Problem details => Each line containing the string "Staff" should be copied out of the entries.

Dataset excerpts =>
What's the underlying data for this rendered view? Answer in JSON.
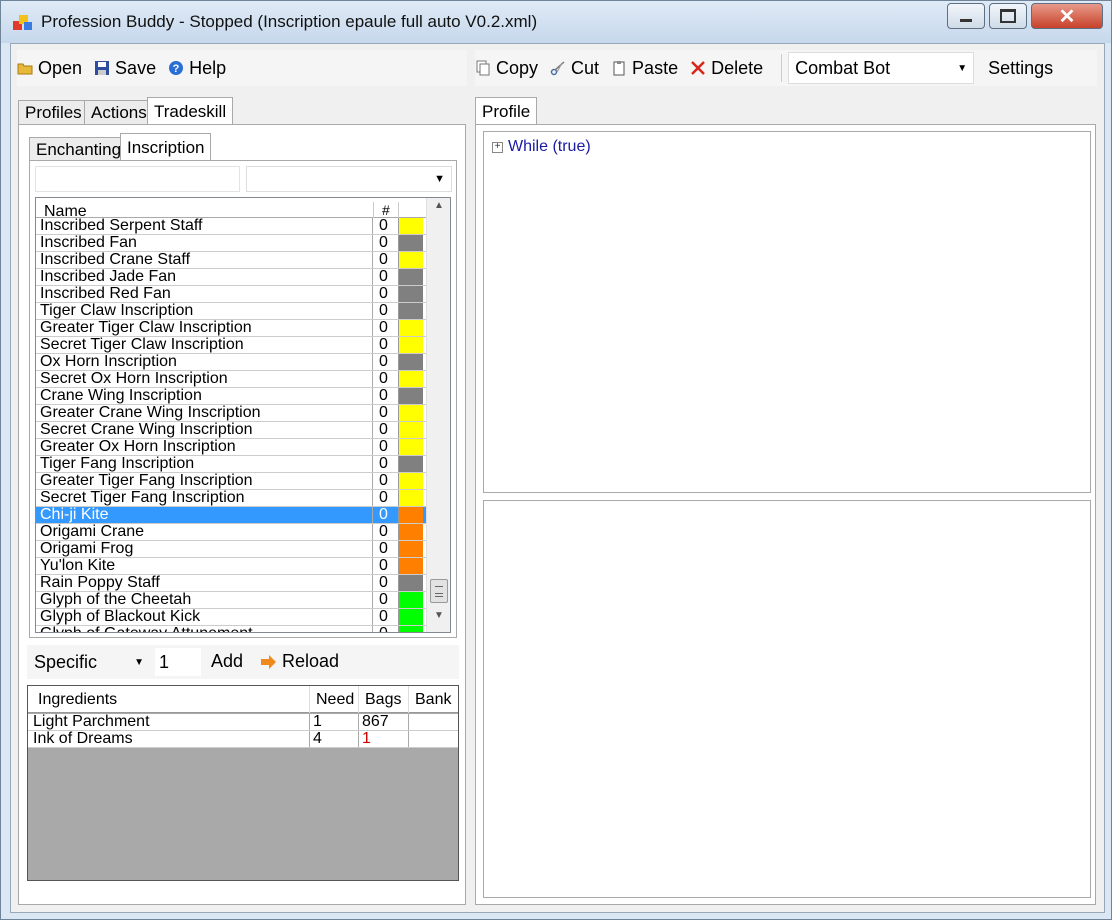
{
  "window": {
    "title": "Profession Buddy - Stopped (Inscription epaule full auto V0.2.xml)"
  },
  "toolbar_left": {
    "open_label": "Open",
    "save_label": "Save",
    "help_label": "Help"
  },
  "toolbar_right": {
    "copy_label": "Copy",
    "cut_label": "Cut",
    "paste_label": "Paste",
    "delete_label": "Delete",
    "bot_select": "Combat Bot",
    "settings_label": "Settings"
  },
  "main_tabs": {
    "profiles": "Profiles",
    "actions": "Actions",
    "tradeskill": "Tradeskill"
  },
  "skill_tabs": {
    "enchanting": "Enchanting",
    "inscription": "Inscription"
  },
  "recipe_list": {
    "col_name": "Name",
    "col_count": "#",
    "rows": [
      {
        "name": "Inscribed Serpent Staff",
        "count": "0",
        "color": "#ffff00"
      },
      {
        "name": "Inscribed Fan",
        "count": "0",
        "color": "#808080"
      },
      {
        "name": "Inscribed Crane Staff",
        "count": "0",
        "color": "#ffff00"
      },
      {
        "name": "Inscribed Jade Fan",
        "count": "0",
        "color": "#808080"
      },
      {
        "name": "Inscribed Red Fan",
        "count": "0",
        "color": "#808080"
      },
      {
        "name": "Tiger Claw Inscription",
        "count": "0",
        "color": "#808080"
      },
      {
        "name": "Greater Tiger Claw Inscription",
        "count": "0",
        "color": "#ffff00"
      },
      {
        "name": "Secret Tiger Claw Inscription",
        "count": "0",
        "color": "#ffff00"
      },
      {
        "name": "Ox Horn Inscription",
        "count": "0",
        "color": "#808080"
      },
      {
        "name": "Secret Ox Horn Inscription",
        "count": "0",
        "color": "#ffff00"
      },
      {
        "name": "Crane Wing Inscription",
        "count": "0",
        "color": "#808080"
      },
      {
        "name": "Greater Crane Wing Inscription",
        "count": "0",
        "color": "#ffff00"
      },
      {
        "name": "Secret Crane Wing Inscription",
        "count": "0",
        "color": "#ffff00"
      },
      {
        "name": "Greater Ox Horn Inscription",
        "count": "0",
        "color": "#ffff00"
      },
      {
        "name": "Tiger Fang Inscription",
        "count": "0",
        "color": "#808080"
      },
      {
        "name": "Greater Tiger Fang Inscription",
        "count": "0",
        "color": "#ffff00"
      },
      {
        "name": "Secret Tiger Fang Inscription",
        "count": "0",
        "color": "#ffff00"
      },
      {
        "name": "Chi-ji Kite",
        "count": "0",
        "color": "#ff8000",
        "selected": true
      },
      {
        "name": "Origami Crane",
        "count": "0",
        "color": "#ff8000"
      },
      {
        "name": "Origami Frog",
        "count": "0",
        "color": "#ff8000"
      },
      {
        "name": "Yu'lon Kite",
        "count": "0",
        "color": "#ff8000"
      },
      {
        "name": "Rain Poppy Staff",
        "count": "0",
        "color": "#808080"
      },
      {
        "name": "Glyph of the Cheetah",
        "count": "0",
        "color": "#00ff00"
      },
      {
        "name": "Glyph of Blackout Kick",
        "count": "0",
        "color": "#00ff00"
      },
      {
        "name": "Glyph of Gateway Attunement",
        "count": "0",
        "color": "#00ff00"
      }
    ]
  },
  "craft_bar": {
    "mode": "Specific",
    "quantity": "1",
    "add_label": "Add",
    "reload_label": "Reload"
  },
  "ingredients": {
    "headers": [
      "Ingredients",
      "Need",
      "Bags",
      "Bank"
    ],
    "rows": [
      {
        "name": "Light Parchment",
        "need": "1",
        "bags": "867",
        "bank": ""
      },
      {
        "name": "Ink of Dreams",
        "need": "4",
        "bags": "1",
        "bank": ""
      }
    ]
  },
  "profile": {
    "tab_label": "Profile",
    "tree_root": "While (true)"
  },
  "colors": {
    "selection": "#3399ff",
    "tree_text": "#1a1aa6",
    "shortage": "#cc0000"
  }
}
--
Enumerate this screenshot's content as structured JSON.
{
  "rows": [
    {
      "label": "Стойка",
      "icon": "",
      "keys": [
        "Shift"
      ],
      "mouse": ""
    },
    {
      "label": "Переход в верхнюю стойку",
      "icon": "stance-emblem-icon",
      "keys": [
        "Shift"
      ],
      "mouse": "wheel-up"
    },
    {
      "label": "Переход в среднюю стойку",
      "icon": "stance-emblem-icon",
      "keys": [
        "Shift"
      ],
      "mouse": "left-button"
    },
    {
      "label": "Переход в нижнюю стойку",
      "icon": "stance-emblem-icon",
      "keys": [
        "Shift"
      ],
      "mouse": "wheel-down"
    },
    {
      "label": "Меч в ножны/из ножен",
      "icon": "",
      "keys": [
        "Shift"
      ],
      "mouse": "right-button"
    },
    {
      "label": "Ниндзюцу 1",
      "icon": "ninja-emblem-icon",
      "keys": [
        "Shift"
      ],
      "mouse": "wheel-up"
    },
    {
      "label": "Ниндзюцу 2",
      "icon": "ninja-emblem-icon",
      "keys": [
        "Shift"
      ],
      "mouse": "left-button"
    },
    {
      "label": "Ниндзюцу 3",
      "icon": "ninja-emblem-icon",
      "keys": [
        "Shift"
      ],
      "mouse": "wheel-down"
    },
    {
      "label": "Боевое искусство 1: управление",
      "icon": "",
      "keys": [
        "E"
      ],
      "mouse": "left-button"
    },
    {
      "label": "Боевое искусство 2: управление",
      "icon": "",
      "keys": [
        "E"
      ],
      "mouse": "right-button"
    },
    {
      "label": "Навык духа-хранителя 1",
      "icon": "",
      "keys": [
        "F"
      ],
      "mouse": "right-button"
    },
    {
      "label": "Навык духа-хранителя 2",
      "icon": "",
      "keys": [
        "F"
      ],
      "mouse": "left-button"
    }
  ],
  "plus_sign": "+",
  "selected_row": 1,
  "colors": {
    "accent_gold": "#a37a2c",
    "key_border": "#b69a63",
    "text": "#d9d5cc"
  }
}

Your solution =>
        "name": "Inscribed Serpent Staff",
        "name": "Inscribed Crane Staff",
        "name": "Rain Poppy Staff",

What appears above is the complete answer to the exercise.